I can't believe the time has come when this cheesy intro can finally be made: "Pwong 2: it's not your grand-daddy's Pong." That's right, it's been almost 40 years since the original Pong was let loose upon the world, conceivably a wide enough window that some of our younger readers could actually have a grandpa or grandma who used to chuck quarters into the classic game at their local arcade. There have been tons of Pong clones throughout the years; even spin-off games like Breakout and Arkanoid that date back almost as long. We've seen many hybrid games as well, which is just about the only category that Pwong 2 (developed by Jonas Richner, a.k.a. JGames) belongs in.
A sequel to a lesser-known original, Pwong 2 is like the hyperactive biker outcast stepchild of its Pong parents. This game offers some serious sensory overload. The basic principle of Pong is still there; two opposing paddles whacking a ball back and forth, hoping to score by shooting it past your opponent. The first difference is that Pwong 2 has a vertical layout, rather than the more traditional sideways playing field. Everything begins deceptively normal and steady, with just a single ball lazily knocking back and forth between you and your computer opponent. Use your mouse to slide your paddle (on the bottom) from side to side.
All of the sudden, a few more balls enter the mix. It's okay though; you're doing good... just a few balls, right? No big deal, just keep moving back and for—"Arrrgh!!! What the #^@&? Too many balls! They're everywhere! Game over man, game over!"
As if a dozen or so weren't enough already, the screen will eventually become filled with balls flying left and right, up and down. The more balls in play, the less they'll count against your score if you lose them. So at least there's that. You also have a few tricks up your sleeve, like the ability to launch a "ghost paddle" up in the air above you, used to preemptively catch incoming balls without actually being in that spot by the time they get there. This ability is fueled by ammo that you can snag by collecting the bigger, glowing orbs that occasionally descend. Just click the left mouse button to fire it.
You'll also see a few other nice power-ups drop from time to time, like paddle extenders, slow-motion and "sticky" paddles. You can also upgrade your paddle between matches, spending the points you earn on three things: extending your paddle, making your paddle's "curve" more extreme and the length of which power-ups will last (or the frequency in which they drop—it's not specified).
There are several different game modes beyond just Easy, Medium and Hard; the Extreme and Insane modes give you less time and more of a challenge. There's even a two-player mode that you can play with a friend, using both the arrow keys and [A] and [D] keys. An achievement system is included, albeit sparse.
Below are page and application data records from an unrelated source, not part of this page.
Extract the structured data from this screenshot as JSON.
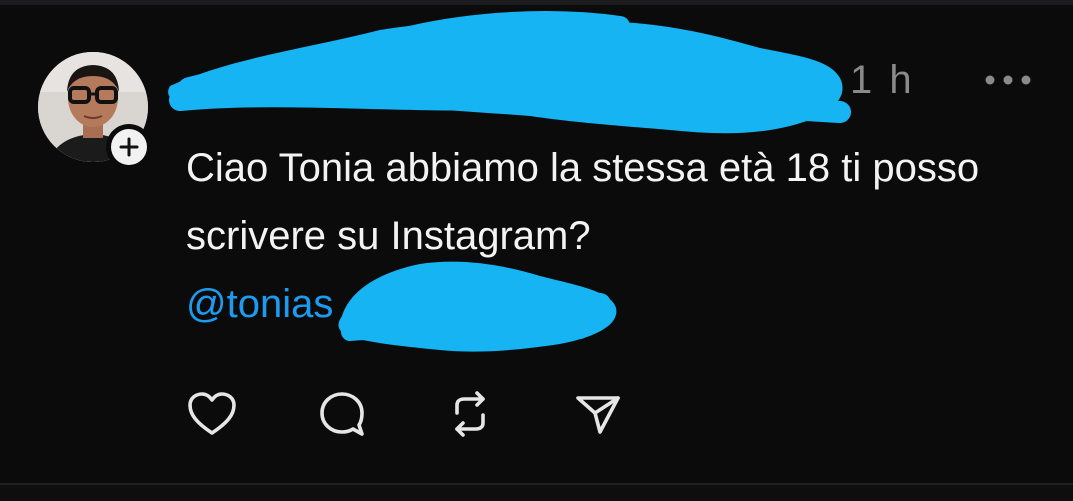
{
  "post": {
    "username": "",
    "timestamp": "1 h",
    "text": "Ciao Tonia abbiamo la stessa età 18 ti posso scrivere su Instagram?",
    "mention": "@tonias"
  },
  "icons": {
    "follow": "plus-icon",
    "more": "more-horizontal-icon",
    "like": "heart-icon",
    "reply": "comment-icon",
    "repost": "repost-icon",
    "share": "send-icon"
  },
  "colors": {
    "background": "#0b0b0c",
    "text": "#f3f3f3",
    "muted": "#8a8a8a",
    "link": "#1d9bf0",
    "redaction": "#16b4f2"
  }
}
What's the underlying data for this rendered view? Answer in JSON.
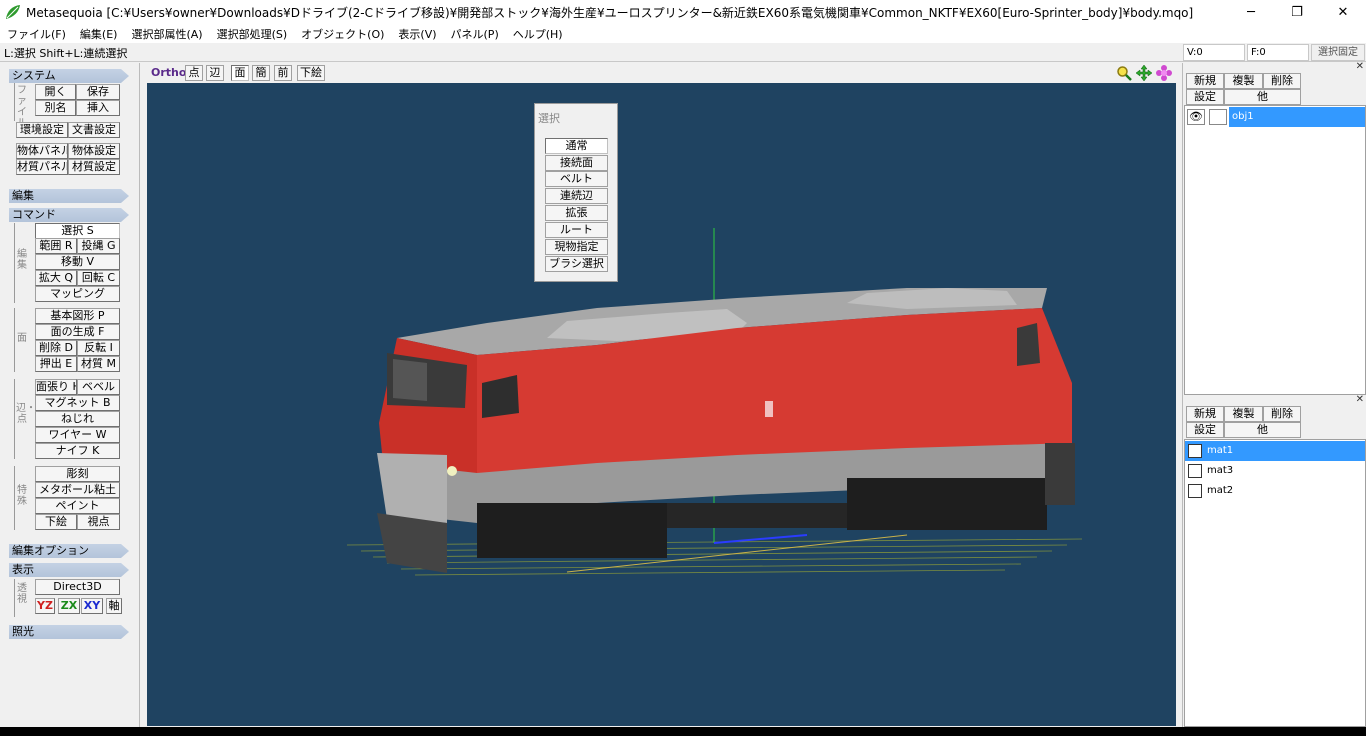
{
  "window": {
    "title": "Metasequoia [C:¥Users¥owner¥Downloads¥Dドライブ(2-Cドライブ移設)¥開発部ストック¥海外生産¥ユーロスプリンター&新近鉄EX60系電気機関車¥Common_NKTF¥EX60[Euro-Sprinter_body]¥body.mqo]",
    "minimize": "─",
    "maximize": "❐",
    "close": "✕"
  },
  "menu": [
    "ファイル(F)",
    "編集(E)",
    "選択部属性(A)",
    "選択部処理(S)",
    "オブジェクト(O)",
    "表示(V)",
    "パネル(P)",
    "ヘルプ(H)"
  ],
  "status": {
    "hint": "L:選択  Shift+L:連続選択",
    "v": "V:0",
    "f": "F:0",
    "fix": "選択固定"
  },
  "left": {
    "system": "システム",
    "file_label": "ファイル",
    "open": "開く",
    "save": "保存",
    "saveas": "別名",
    "insert": "挿入",
    "env": "環境設定",
    "docset": "文書設定",
    "objpanel": "物体パネル",
    "objset": "物体設定",
    "matpanel": "材質パネル",
    "matset": "材質設定",
    "edit": "編集",
    "command": "コマンド",
    "edit_label": "編集",
    "select": "選択 S",
    "range": "範囲 R",
    "lasso": "投縄 G",
    "move": "移動 V",
    "scale": "拡大 Q",
    "rotate": "回転 C",
    "mapping": "マッピング",
    "face_label": "面",
    "basic": "基本図形 P",
    "facegen": "面の生成 F",
    "delete": "削除 D",
    "flip": "反転 I",
    "extrude": "押出 E",
    "material": "材質 M",
    "edge_label": "辺・点",
    "stretch": "面張り H",
    "bevel": "ベベル",
    "magnet": "マグネット B",
    "twist": "ねじれ",
    "wire": "ワイヤー W",
    "knife": "ナイフ K",
    "special_label": "特殊",
    "sculpt": "彫刻",
    "metaball": "メタボール粘土",
    "paint": "ペイント",
    "underlay": "下絵",
    "viewpoint": "視点",
    "editopt": "編集オプション",
    "display": "表示",
    "persp_label": "透視",
    "d3d": "Direct3D",
    "yz": "YZ",
    "zx": "ZX",
    "xy": "XY",
    "axis": "軸",
    "lighting": "照光"
  },
  "viewbar": {
    "ortho": "Ortho",
    "vertex": "点",
    "edge": "辺",
    "face": "面",
    "simple": "簡",
    "front": "前",
    "underlay": "下絵"
  },
  "palette": {
    "title": "選択",
    "items": [
      "通常",
      "接続面",
      "ベルト",
      "連続辺",
      "拡張",
      "ルート",
      "現物指定",
      "ブラシ選択"
    ]
  },
  "objects": {
    "new": "新規",
    "dup": "複製",
    "del": "削除",
    "settings": "設定",
    "other": "他",
    "items": [
      {
        "name": "obj1"
      }
    ]
  },
  "materials": {
    "new": "新規",
    "dup": "複製",
    "del": "削除",
    "settings": "設定",
    "other": "他",
    "items": [
      {
        "name": "mat1"
      },
      {
        "name": "mat3"
      },
      {
        "name": "mat2"
      }
    ]
  },
  "colors": {
    "viewport_bg": "#1f4361",
    "loco_red": "#d63a32",
    "selection": "#3399ff",
    "header": "#b3c4da"
  }
}
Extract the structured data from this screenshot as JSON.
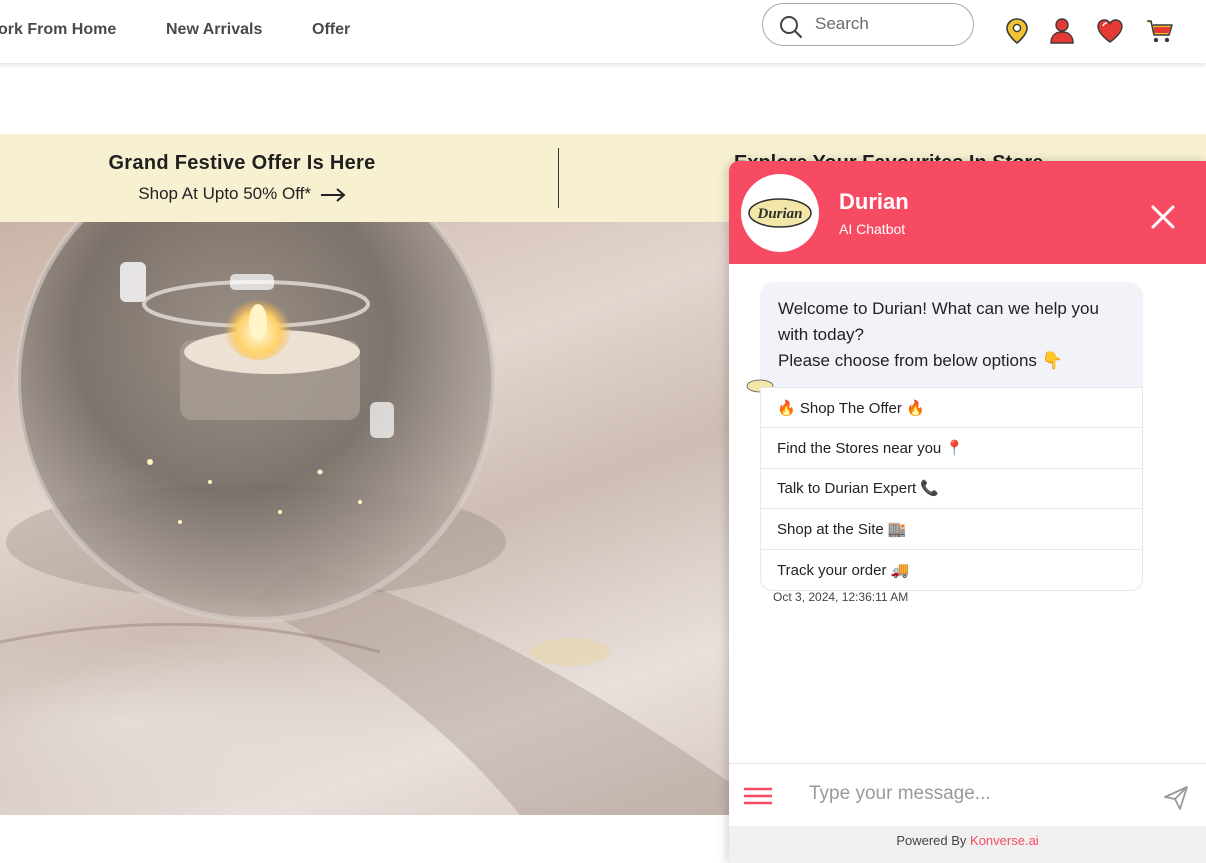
{
  "nav": {
    "links": [
      "ork From Home",
      "New Arrivals",
      "Offer"
    ],
    "search_placeholder": "Search"
  },
  "offer_strip": {
    "title": "Grand Festive Offer Is Here",
    "subtitle": "Shop At Upto 50% Off*",
    "right_text": "Explore Your Favourites In Store"
  },
  "chat": {
    "bot_name": "Durian",
    "bot_subtitle": "AI Chatbot",
    "logo_text": "Durian",
    "welcome_line1": "Welcome to Durian! What can we help you with today?",
    "welcome_line2": "Please choose from below options 👇",
    "options": [
      "🔥 Shop The Offer 🔥",
      "Find the Stores near you 📍",
      "Talk to Durian Expert 📞",
      "Shop at the Site 🏬",
      "Track your order 🚚"
    ],
    "timestamp": "Oct 3, 2024, 12:36:11 AM",
    "input_placeholder": "Type your message...",
    "powered_by": "Powered By",
    "powered_link": "Konverse.ai"
  },
  "colors": {
    "accent": "#f64b63",
    "offer_bg": "#f7f0d1",
    "bubble_bg": "#f3f2f8"
  },
  "icons": [
    "search-icon",
    "location-pin-icon",
    "user-icon",
    "heart-icon",
    "cart-icon",
    "arrow-right-icon",
    "close-icon",
    "menu-icon",
    "send-icon"
  ]
}
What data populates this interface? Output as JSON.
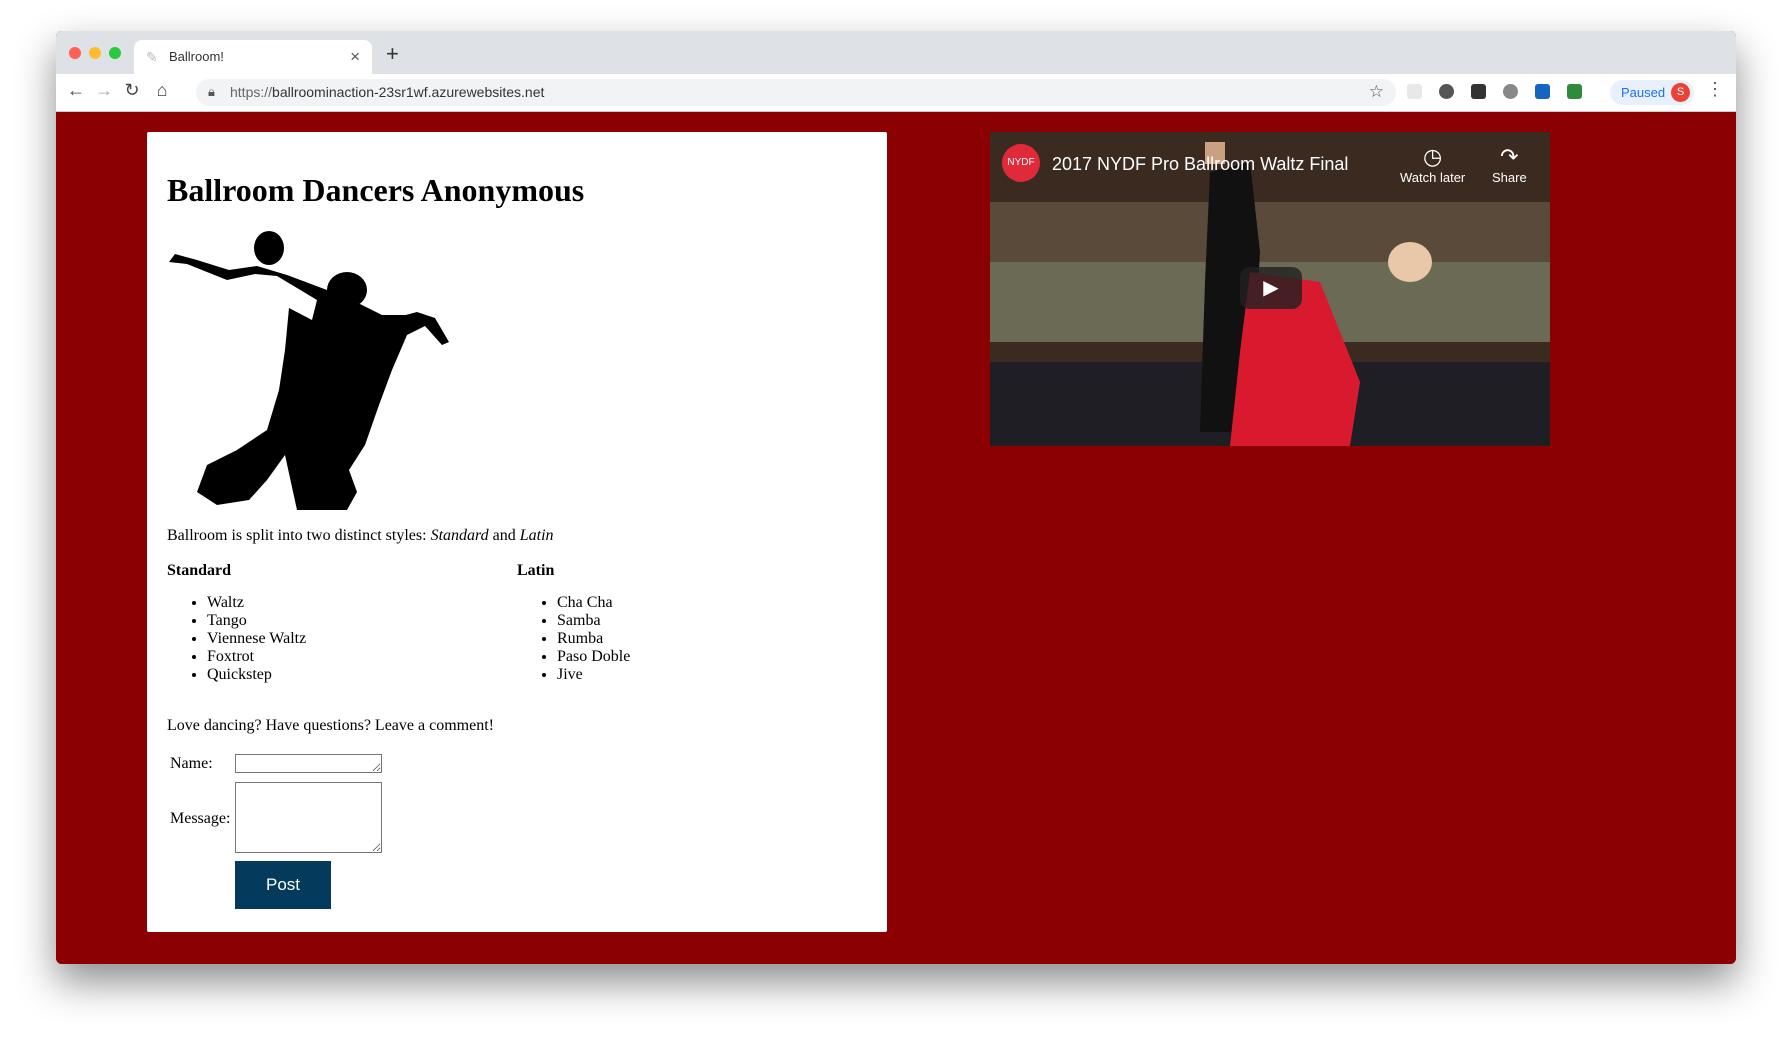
{
  "browser": {
    "tab_title": "Ballroom!",
    "url_prefix": "https://",
    "url_host": "ballroominaction-23sr1wf.azurewebsites.net",
    "paused_label": "Paused",
    "avatar_initial": "S"
  },
  "page": {
    "heading": "Ballroom Dancers Anonymous",
    "intro_text": "Ballroom is split into two distinct styles: ",
    "intro_standard": "Standard",
    "intro_and": " and ",
    "intro_latin": "Latin",
    "standard": {
      "title": "Standard",
      "items": [
        "Waltz",
        "Tango",
        "Viennese Waltz",
        "Foxtrot",
        "Quickstep"
      ]
    },
    "latin": {
      "title": "Latin",
      "items": [
        "Cha Cha",
        "Samba",
        "Rumba",
        "Paso Doble",
        "Jive"
      ]
    },
    "comment_prompt": "Love dancing? Have questions? Leave a comment!",
    "form": {
      "name_label": "Name:",
      "name_value": "",
      "message_label": "Message:",
      "message_value": "",
      "post_label": "Post"
    }
  },
  "video": {
    "channel_logo_text": "NYDF",
    "title": "2017 NYDF Pro Ballroom Waltz Final",
    "watch_later_label": "Watch later",
    "share_label": "Share"
  },
  "colors": {
    "page_background": "#8b0000",
    "post_button": "#043a5c",
    "paused_text": "#1a73e8"
  }
}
Analysis: By nature, there's just not too much more to the game than what's immediately obvious, so it can get a bit repetitive after awhile. The glow-trail graphics are a neat effect, but could also be an annoyance issue with some people (not to mention the high-frequency, trance soundtrack if you're not into that sorta thing). You can mute the game with [M], pause with [P] and reset with [R]. When it comes to gameplay, there really isn't that much to criticize since you're just moving a paddle back and forth. I suppose gamers with a high-end, 2000 dpi mouse may have a slight advantage over those with a junker, but I can't imagine it would be that substantial.
It's a casual action game through and through, shiny enough to capture your attention for 20 minutes at a time. Just don't expect much in the way of replay value after you've completed all the difficulty modes and achievements.